Multiplayer has essentially only a single mode similar to skirmish mode. The map area contains the usual ammo, manpower, and fuel zones, but now also has the addition of victory zones. Holding a victory zone causes your opponent's number of victory points to fall. The first team to hit zero loses. There is a secondary mode that is very similar, only without the victory points and involves simply annihilating the enemy to win. One interesting point about multiplayer is that the game has only two playable sides: Axis or Allies. In a more than two player multiplayer game, the players are split into two teams. In comparison to many other recent RTS games that have three (or sometimes four or five or six) different ‚Äúraces‚ÄĚ to choose from, just two does feel like something of a step down. CoH tries to expand this by including different schools of specialization. Each side has three schools: armor, infantry, and airborne for the Allies; defensive, blitzkrieg and terror for the Axis. The Allies, for example, can specialize in paratrooper groups that can be dropped on any revealed map terrain or can call in air support, while the Axis can call in V-2 rocket attacks or use tanks in blitzkrieg attacks. While the various schools are distinctly different, they don't play anywhere near as differently as the multiple races in DoW, for example.
The greatest problem in CoH is that old bugaboo the AI, which seems by turns clever and then incredibly stupid. I've been in a position where I'm methodically marching the front forward capturing ground, and the enemy somehow sneaks a unit into my backfield and starts taking undefended or moderately defended territory. But the AI doesn't seem to try and consolidate these gains or even hold onto them, as if it is more interested in simply sowing chaos without any real plan to win. He's not beating me, he's harassing me. In fact, throughout the entire single player campaign (normal difficulty setting) I was never in serious danger of losing on any of the missions, and I'm by no means an RTS or military genius. The enemy also tends to move tanks around singly, meaning that if you run tanks in pairs his armor rarely poses a threat. On the other hand I've seen the enemy probe and then defeat what I felt were pretty comprehensive defensive structures. If I had the time I'd play it again in hard mode and let you know if that is better, but I'm going to have to leave that as an exercise for the reader.

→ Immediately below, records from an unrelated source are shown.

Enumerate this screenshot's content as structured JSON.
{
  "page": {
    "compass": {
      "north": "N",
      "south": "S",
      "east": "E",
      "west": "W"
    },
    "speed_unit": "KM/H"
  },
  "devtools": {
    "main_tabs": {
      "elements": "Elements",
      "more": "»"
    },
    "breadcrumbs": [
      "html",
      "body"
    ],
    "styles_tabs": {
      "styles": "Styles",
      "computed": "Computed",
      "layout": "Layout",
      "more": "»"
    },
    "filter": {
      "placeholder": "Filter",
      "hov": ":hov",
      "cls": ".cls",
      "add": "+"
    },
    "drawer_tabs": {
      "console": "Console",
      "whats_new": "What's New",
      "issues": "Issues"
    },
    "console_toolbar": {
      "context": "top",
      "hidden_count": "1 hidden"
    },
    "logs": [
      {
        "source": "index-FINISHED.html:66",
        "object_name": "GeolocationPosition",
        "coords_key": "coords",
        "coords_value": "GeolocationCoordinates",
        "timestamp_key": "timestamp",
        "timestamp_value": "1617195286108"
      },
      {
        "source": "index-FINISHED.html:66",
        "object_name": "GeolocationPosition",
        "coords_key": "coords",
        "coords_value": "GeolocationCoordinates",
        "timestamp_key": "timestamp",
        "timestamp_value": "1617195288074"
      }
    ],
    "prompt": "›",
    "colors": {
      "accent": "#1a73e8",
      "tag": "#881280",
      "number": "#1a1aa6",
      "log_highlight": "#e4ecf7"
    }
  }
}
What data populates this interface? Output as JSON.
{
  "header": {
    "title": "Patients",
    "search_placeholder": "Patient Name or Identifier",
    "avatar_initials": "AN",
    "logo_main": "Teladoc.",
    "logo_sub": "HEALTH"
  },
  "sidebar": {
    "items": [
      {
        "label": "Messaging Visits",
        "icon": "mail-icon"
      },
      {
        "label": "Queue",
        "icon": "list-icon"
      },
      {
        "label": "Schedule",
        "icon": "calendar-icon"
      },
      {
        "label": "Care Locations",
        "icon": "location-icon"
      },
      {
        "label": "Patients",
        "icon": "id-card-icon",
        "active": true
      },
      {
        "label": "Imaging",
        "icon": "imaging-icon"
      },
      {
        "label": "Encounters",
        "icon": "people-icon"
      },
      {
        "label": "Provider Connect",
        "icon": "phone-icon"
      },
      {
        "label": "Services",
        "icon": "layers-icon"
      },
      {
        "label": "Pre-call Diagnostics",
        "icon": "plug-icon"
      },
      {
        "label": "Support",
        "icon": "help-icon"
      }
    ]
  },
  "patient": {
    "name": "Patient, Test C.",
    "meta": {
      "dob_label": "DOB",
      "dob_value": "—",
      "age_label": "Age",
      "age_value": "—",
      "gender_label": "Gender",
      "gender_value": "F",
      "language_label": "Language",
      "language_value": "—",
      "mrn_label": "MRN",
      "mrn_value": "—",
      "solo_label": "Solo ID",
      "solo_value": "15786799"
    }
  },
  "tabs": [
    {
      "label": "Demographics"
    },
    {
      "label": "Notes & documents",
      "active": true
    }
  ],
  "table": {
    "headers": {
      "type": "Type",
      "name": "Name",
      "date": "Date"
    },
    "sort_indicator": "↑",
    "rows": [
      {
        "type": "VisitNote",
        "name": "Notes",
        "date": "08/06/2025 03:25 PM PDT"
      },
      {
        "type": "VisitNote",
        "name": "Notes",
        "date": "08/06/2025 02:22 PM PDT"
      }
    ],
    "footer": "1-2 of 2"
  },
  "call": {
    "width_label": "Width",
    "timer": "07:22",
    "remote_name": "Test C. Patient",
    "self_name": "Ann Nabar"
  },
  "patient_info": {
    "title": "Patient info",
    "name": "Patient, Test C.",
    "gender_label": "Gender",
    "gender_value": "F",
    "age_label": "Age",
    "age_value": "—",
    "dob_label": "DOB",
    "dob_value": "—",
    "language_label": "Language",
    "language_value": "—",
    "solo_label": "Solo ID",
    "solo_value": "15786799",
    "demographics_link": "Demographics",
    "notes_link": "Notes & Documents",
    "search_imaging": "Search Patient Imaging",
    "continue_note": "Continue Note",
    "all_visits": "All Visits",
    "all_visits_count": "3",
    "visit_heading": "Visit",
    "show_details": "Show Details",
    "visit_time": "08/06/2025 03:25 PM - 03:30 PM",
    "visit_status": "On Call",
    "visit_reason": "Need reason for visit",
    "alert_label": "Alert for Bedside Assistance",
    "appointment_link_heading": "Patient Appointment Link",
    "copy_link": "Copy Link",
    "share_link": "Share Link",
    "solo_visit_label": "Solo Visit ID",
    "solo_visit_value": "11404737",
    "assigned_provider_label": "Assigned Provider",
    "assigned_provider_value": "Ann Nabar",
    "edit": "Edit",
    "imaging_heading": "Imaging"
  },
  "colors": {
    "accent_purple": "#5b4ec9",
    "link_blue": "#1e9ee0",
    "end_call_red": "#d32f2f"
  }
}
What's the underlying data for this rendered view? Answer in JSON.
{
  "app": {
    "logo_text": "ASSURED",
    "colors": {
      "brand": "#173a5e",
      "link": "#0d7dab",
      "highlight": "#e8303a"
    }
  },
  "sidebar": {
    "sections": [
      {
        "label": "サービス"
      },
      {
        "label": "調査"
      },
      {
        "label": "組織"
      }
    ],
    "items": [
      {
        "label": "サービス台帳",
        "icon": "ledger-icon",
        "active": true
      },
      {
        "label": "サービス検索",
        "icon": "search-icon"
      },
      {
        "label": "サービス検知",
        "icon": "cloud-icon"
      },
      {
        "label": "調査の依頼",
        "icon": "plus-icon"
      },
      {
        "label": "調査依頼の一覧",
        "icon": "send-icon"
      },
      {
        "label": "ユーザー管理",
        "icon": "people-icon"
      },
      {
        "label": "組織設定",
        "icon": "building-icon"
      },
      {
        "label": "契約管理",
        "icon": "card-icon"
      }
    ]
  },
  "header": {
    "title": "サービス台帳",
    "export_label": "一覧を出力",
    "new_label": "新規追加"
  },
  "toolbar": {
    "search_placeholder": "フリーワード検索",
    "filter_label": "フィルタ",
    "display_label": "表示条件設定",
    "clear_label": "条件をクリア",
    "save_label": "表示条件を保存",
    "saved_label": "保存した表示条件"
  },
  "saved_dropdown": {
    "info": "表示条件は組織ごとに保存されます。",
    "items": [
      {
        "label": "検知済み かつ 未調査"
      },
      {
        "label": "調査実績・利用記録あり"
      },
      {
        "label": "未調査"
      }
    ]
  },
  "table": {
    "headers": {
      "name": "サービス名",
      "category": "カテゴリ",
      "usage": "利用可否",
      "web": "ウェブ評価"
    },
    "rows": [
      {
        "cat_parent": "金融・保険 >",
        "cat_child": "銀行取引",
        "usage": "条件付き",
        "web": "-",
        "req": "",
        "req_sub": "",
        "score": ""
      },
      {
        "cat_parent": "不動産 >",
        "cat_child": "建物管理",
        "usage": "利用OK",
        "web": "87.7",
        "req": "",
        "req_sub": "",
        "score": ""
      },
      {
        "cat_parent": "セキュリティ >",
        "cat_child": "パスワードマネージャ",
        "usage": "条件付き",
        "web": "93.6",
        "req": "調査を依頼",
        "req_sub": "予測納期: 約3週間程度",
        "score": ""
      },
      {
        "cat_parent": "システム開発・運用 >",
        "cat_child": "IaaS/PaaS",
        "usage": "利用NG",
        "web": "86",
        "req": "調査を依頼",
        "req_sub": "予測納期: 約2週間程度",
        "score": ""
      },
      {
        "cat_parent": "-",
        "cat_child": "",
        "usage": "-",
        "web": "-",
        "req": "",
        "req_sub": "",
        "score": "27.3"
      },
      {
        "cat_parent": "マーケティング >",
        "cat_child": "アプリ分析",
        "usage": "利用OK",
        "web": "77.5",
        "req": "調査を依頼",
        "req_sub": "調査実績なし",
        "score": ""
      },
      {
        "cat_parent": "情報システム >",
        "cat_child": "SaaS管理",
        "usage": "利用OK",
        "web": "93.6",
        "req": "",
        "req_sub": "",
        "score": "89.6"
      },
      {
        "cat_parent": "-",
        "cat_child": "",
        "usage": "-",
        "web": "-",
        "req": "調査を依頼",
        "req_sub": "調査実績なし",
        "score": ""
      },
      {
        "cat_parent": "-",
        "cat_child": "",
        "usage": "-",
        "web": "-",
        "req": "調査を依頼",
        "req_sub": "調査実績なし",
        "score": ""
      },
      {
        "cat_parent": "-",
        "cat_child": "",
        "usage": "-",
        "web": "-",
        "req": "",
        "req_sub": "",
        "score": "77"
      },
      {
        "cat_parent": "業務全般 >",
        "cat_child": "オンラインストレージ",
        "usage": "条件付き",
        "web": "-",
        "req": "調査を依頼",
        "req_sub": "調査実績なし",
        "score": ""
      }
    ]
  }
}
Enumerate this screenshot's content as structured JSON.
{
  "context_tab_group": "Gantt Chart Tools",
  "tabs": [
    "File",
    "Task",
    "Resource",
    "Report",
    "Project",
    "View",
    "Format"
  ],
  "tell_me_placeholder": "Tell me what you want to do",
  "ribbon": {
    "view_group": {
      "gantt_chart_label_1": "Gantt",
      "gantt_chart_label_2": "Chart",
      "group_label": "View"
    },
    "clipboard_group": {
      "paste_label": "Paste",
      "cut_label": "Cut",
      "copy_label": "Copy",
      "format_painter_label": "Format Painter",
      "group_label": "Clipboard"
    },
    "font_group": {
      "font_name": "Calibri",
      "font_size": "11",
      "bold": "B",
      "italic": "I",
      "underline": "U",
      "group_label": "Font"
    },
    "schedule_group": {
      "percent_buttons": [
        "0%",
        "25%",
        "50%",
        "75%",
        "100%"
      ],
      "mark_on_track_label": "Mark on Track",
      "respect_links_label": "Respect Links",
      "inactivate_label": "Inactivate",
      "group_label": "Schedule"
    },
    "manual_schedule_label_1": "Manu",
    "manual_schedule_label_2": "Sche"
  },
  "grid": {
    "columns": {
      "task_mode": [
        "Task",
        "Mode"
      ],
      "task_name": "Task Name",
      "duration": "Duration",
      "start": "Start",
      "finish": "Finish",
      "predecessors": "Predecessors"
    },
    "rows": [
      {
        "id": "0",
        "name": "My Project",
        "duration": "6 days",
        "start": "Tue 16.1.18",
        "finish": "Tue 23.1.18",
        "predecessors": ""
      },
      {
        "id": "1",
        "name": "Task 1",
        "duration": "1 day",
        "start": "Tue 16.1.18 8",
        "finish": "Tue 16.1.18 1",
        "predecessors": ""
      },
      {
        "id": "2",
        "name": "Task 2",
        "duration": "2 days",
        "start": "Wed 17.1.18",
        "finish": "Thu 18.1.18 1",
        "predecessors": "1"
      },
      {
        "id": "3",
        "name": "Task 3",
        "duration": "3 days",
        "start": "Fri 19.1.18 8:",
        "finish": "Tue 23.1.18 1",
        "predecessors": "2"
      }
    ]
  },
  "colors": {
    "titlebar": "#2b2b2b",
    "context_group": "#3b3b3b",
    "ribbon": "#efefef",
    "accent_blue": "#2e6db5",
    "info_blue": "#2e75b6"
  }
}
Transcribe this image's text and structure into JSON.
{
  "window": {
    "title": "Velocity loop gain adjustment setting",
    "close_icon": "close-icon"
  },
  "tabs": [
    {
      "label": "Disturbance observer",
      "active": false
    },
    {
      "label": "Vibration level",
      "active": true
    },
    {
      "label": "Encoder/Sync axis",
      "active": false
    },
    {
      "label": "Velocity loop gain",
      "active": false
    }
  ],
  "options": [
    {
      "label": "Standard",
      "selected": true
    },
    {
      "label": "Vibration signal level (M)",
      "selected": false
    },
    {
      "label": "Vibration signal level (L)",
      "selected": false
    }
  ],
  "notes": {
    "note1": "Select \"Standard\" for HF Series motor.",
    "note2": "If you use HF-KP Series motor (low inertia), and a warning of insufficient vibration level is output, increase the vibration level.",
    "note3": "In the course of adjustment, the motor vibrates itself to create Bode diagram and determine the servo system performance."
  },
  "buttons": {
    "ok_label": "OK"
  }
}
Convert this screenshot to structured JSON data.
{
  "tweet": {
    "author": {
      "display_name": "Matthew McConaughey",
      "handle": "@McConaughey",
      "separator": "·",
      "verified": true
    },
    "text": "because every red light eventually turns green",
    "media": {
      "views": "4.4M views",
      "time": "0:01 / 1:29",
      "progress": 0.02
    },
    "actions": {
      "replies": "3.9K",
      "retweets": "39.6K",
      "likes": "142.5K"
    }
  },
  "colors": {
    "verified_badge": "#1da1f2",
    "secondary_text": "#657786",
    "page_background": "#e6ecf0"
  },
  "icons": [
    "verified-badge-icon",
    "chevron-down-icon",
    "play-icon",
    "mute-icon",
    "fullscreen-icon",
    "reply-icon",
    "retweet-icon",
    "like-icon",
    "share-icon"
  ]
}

Company of Heroes is a good game, but not a great game. It's not the second coming; depending on your personal spin it's probably not the best RTS ever; it's not the game that is going to re-energize the RTS genre. I keep coming back in my mind to the phrase ‚Äúevolutionary not revolutionary‚ÄĚ no matter how overused and hackneyed it sounds. I'm impressed with the number of brainy adjustments made to the usual Relic formula, a whole lot of which I haven't even covered in here, but if you didn't like DoW, CoH is unlikely to draw you into Relic's fan club. Of course if you liked DoW, CoH is like that, only more so.